Work to complete:
Return the lines below that contain the word "views".

------

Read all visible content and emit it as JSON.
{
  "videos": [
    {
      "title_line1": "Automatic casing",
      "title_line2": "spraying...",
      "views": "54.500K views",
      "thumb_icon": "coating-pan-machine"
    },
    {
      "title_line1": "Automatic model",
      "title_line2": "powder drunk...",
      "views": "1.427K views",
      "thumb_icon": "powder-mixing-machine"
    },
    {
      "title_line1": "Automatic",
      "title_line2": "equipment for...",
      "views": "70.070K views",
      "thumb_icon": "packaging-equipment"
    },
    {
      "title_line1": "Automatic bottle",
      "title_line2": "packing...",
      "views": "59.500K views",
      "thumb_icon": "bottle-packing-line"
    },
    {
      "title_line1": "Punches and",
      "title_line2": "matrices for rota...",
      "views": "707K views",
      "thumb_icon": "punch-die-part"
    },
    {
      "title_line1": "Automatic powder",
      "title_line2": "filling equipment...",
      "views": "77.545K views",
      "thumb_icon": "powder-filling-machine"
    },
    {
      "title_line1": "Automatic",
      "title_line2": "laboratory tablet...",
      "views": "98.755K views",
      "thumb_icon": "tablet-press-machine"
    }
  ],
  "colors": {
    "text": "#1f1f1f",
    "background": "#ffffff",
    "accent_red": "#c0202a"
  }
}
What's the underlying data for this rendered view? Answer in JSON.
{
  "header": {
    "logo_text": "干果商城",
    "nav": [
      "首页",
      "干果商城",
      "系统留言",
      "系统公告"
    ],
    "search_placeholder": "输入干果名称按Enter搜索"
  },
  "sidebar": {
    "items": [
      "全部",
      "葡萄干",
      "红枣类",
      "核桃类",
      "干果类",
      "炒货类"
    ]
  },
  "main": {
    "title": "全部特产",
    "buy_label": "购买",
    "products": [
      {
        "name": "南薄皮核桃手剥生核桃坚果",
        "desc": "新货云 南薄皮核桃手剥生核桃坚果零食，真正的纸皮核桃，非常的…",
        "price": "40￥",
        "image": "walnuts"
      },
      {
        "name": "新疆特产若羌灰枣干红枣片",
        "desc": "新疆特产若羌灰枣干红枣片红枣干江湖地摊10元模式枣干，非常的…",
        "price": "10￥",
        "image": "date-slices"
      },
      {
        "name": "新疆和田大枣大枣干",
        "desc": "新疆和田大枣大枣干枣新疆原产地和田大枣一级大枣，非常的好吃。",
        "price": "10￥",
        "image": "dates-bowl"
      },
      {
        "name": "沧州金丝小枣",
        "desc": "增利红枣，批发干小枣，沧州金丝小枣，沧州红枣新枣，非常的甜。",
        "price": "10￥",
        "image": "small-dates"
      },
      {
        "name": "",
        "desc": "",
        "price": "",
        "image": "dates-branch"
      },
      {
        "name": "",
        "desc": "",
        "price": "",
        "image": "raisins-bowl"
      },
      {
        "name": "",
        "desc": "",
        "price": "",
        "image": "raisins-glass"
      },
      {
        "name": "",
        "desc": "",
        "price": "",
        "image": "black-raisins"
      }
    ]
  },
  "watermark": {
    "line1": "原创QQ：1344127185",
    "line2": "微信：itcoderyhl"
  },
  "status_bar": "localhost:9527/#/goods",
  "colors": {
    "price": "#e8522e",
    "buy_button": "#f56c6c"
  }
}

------

Response to the exercise:
      "views": "54.500K views",
      "views": "1.427K views",
      "views": "70.070K views",
      "views": "59.500K views",
      "views": "707K views",
      "views": "77.545K views",
      "views": "98.755K views",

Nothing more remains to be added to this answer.